I love working on the label – it means we can put records out by people like The Vaccines or The Membranes. There’s no rules. Split singles, spoken word, whatever we fancy doing. There’s a freedom to it that the bands love too. Last year we made a record that used the sound archive of the Jodrell Bank Observatory made into a techno style track – then we gave it away as a free download. We got a short story from Ian Rankin, the crime writer, and released it on vinyl via a charity shop – we work pretty fast and we love doing it. We were just sent a soundtrack to a film by the BAFTA winning creators of 20,000 Days on Earth and an amazing band from Portland that’s a bit of a supergroup, so every day there’s something exciting going on.

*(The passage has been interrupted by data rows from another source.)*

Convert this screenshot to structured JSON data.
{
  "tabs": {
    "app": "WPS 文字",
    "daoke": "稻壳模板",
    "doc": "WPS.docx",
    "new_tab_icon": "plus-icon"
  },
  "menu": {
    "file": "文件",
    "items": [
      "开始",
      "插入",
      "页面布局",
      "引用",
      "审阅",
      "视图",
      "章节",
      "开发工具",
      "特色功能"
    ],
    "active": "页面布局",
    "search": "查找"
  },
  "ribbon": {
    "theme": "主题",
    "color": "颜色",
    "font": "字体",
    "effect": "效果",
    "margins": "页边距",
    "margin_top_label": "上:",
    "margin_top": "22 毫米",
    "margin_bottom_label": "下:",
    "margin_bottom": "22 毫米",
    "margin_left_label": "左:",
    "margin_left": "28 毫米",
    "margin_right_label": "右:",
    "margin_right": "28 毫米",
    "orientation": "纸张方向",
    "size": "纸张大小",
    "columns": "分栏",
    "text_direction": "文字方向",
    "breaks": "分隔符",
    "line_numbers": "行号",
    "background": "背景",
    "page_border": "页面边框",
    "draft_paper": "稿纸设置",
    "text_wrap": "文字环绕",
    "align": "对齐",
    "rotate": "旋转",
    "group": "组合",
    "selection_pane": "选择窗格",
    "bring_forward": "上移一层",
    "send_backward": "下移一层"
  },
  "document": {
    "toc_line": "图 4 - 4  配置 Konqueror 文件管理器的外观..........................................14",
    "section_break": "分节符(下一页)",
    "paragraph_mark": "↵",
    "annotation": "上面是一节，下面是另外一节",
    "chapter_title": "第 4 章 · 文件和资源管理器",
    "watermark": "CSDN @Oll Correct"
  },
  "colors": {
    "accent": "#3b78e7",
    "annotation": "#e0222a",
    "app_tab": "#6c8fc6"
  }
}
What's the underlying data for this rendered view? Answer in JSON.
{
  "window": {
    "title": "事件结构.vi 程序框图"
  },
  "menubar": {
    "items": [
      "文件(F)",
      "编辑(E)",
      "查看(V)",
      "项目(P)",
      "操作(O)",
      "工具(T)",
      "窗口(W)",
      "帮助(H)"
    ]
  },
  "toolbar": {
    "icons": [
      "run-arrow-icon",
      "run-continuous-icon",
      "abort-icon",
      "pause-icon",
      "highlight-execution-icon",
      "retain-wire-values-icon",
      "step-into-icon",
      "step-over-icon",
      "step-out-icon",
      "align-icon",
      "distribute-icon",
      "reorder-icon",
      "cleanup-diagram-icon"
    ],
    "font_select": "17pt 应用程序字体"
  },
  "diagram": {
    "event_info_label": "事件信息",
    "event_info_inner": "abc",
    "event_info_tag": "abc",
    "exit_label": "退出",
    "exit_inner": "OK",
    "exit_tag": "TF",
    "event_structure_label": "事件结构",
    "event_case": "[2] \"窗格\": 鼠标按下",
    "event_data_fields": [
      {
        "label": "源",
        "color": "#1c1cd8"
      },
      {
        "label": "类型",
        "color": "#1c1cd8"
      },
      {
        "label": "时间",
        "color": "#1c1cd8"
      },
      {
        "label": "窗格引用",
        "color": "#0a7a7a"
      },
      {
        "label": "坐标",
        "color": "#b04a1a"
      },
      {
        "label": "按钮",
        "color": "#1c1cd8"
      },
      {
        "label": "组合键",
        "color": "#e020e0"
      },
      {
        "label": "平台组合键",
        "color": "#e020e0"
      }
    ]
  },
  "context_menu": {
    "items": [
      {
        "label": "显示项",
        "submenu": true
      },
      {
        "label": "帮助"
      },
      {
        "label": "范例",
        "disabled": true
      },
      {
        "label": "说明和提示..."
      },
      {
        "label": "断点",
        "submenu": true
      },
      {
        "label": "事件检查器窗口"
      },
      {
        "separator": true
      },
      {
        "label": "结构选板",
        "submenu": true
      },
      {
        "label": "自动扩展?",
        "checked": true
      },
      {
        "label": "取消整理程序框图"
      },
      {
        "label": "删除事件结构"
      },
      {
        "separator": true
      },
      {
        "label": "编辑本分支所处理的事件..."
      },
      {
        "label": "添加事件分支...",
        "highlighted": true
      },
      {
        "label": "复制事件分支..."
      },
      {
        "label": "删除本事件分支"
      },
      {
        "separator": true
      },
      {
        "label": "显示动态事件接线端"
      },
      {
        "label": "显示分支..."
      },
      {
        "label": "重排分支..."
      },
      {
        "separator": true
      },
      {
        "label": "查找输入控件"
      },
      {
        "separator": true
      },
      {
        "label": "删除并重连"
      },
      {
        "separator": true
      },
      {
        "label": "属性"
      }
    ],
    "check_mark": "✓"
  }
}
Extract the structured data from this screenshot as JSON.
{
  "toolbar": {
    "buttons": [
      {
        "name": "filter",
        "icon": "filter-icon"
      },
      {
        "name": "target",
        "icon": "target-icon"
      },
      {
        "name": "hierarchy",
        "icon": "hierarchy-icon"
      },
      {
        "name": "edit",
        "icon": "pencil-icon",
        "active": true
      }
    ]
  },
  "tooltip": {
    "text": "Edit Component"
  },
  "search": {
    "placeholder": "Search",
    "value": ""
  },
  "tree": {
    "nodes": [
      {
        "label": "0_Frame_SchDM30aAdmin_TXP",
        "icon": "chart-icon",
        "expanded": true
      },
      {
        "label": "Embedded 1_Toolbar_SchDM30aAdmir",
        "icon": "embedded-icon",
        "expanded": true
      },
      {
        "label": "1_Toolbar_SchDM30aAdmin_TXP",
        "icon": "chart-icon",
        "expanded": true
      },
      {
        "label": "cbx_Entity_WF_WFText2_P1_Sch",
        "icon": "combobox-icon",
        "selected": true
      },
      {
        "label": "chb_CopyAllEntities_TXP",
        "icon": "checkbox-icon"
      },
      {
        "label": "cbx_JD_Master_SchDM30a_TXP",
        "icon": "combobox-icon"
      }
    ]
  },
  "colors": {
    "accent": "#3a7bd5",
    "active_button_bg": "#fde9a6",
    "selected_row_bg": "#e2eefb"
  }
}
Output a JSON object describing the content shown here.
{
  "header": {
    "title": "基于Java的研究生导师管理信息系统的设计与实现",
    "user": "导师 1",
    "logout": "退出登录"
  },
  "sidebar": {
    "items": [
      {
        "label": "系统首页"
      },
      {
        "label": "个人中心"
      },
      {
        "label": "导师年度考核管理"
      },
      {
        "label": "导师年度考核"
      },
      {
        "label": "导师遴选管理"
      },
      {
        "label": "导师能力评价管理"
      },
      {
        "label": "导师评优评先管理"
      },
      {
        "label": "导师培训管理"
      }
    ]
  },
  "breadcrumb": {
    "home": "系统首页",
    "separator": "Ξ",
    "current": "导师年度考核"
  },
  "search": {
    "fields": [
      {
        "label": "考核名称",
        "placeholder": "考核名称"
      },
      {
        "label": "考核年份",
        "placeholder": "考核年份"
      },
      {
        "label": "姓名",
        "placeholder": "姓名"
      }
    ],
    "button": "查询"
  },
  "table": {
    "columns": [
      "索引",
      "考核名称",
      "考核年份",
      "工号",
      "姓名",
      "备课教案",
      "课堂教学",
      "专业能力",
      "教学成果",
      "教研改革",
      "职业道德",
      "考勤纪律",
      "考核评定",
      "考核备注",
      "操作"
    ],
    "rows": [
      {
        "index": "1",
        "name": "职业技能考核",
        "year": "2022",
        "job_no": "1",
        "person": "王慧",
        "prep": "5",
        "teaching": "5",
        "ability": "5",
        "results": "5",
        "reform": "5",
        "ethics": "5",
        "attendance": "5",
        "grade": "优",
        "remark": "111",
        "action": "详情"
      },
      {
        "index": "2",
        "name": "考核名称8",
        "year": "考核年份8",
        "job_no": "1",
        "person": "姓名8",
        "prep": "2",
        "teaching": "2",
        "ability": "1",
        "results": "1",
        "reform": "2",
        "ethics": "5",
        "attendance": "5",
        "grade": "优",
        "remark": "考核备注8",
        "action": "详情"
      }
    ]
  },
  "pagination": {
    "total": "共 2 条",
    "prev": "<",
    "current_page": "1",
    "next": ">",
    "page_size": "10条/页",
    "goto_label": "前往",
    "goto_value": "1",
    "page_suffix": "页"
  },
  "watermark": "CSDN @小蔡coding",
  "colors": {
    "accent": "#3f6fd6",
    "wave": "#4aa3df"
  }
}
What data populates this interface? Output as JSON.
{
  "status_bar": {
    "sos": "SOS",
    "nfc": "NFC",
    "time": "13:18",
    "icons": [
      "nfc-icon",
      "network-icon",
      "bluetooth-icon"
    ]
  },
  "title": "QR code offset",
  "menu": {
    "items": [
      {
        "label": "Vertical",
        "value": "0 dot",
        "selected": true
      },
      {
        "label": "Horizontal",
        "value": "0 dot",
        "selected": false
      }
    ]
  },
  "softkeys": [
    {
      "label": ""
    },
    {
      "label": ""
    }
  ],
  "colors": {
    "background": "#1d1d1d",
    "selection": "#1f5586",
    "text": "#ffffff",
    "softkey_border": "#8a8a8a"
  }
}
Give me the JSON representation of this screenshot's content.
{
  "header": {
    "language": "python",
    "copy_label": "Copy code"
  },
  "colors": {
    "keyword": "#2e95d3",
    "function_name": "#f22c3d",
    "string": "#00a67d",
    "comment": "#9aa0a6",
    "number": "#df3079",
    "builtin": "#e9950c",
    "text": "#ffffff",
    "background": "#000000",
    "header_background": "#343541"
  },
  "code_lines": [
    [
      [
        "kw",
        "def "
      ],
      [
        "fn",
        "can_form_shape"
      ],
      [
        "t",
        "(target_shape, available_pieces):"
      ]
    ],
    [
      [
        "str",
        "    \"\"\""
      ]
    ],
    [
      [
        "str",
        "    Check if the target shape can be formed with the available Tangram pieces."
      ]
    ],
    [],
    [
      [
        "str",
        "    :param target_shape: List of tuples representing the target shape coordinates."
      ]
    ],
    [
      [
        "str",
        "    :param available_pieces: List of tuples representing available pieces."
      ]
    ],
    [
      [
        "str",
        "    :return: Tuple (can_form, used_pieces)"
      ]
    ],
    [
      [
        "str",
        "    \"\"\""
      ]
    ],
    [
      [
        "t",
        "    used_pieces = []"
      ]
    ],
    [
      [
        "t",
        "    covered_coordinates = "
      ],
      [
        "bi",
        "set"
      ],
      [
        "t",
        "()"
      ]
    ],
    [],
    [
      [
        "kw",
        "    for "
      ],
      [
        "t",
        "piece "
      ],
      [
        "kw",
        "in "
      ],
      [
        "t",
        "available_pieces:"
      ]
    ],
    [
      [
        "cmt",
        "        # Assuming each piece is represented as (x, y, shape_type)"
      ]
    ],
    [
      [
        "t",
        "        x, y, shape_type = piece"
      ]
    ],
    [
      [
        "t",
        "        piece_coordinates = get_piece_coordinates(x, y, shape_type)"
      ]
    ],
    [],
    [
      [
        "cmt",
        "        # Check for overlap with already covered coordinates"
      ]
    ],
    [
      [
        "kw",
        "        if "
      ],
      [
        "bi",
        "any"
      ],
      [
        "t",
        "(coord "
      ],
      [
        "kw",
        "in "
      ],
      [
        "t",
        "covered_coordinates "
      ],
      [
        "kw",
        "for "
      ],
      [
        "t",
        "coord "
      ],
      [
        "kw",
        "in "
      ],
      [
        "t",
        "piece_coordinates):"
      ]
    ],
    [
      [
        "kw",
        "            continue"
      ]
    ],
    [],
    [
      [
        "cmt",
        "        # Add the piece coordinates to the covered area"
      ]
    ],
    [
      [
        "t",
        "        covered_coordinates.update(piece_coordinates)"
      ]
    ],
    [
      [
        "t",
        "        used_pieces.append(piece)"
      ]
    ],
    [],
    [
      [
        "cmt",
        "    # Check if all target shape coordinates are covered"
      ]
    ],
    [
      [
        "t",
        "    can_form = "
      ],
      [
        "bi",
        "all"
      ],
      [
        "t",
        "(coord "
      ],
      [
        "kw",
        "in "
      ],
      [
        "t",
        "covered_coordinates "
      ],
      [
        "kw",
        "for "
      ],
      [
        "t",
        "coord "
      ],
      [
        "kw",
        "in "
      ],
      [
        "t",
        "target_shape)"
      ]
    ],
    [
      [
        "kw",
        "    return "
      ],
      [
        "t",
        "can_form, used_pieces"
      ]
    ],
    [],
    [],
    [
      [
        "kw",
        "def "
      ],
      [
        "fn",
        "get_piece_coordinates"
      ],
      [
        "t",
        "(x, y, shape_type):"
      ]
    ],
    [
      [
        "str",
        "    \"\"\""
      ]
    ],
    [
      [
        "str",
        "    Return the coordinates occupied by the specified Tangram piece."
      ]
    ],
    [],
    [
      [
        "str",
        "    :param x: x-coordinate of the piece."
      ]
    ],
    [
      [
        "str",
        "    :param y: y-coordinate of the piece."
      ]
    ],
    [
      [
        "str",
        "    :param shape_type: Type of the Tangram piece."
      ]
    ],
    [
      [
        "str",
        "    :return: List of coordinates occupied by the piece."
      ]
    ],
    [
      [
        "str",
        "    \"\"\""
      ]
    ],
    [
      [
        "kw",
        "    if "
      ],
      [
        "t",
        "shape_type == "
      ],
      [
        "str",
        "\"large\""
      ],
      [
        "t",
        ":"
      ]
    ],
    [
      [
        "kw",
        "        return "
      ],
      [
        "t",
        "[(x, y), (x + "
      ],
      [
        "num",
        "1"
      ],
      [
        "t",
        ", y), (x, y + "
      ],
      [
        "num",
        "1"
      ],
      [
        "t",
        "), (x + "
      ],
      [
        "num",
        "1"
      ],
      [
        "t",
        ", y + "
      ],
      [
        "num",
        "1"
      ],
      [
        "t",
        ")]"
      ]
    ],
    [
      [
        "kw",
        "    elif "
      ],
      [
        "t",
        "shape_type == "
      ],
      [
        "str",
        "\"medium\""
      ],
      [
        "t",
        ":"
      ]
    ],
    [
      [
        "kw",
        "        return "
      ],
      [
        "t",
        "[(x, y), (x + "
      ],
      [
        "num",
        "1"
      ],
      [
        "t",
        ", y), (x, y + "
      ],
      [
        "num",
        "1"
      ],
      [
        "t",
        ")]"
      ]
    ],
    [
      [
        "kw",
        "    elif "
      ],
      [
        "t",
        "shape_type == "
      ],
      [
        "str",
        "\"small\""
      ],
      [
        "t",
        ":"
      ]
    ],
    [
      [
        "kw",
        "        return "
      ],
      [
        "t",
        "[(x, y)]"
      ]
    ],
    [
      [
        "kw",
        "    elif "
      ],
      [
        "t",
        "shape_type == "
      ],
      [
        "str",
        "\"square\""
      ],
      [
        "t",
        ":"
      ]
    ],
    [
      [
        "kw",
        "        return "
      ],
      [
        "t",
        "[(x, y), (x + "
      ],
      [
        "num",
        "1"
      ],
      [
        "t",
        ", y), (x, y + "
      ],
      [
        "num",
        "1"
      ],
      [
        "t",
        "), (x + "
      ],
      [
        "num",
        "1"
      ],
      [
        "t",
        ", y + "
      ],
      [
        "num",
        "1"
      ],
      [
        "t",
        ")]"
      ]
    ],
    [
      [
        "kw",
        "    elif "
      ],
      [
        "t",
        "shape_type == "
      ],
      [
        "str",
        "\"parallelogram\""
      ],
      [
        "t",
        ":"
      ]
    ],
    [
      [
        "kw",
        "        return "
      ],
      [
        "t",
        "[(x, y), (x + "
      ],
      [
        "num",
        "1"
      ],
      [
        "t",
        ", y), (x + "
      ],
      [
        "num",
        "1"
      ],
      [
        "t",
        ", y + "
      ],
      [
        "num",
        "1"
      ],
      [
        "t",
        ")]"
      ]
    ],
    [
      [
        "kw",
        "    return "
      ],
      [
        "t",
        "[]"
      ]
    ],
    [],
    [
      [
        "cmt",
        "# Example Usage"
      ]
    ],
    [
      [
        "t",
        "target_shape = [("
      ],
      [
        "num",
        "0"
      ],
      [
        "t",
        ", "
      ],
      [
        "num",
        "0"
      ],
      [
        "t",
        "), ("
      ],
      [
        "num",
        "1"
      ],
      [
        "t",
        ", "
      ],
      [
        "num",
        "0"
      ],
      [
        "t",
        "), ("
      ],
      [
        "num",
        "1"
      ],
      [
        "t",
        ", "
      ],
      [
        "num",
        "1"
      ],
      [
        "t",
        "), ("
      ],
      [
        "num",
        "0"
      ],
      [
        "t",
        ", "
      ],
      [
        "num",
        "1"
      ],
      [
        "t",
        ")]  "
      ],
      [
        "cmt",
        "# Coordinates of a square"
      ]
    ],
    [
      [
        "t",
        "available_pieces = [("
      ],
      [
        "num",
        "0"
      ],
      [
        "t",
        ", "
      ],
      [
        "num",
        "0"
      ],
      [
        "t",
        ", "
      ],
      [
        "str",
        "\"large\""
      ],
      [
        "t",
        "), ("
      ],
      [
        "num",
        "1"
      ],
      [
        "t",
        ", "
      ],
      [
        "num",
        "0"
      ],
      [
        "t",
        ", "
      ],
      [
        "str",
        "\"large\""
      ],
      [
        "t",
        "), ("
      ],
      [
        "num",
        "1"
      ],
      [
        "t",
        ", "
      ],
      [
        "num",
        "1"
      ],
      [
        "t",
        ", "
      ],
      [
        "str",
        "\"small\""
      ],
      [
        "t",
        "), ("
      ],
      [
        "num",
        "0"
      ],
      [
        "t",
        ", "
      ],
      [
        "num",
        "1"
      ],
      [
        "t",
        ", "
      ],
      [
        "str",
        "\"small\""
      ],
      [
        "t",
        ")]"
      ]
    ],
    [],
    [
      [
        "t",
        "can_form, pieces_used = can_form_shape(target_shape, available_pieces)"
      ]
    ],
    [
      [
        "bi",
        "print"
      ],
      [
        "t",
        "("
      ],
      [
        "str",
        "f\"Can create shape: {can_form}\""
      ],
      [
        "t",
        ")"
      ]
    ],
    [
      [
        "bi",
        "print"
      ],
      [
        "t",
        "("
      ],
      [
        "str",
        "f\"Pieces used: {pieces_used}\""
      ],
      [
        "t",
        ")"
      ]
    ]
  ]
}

NT: There are several fantastic guest musicians on the album, who listeners may associate with same time period as the early Charlatans albums. Sean O’Hagan, Stephen Morris, Pete Salisbury, etc. Was it natural to choose these longstanding collaborators, or were there any newer artists you’d like to have worked with?
TB: You missed Gabe Gurnsey from Factory Floor – they are among the most exciting newer artists around. For the Record Store Day single, the whole band got to work with Sinkane who is a really exciting young artist. We work with whoever we feel is best for the job, regardless of how long they’ve been around.
NT: There was a new Tim Burgess single for Record Store Day this year. Is there a new album in the works? Another book? A new line of http://www.theguardian.com/music/2012/feb/23/kelloggs-tim-burgess-totes-amazeballs?
TB: There’s a new book. Tim Book Two. I’m still writing it – it’s about records, collecting vinyl and other such adventures. I sent a rough version to the publisher and they seem to like it so far. There’ll be records but not sure when – I just keep on doing what I’m doing. I’m pretty sure there won’t be another breakfast cereal, but who knows?
NT: Tell us a bit about Tim Peaks, your David Lynchian log cabin-based coffee charity. Will you be returning to Isle Of Wight in 2015?
TB: Yep, we’ll be taking Tim Peaks to The Isle of Wight, Kendal Calling, Liverpool Sound City, Festival Number 6 and a new festival called Forgotten Fields. It means we can ask some of our favourite bands to come and play. There’s always a few surprises too. One year, Suzanne Vega stopped by and played twice in two days – at a festival she wasn’t even performing at. We’ve got new bands like DROHNE and Hot Vestry too. There’s something for everybody, and there’s always damn fine coffee
NT: Can you name five albums that have been inspiring you and your work recently?
TB: No Regerts by Chastity Belt, Pom Pom by Ariel Pink, Factory Floor, Tower of Meaning by Arthur Russell, and Eureka by Jim O’Rourke.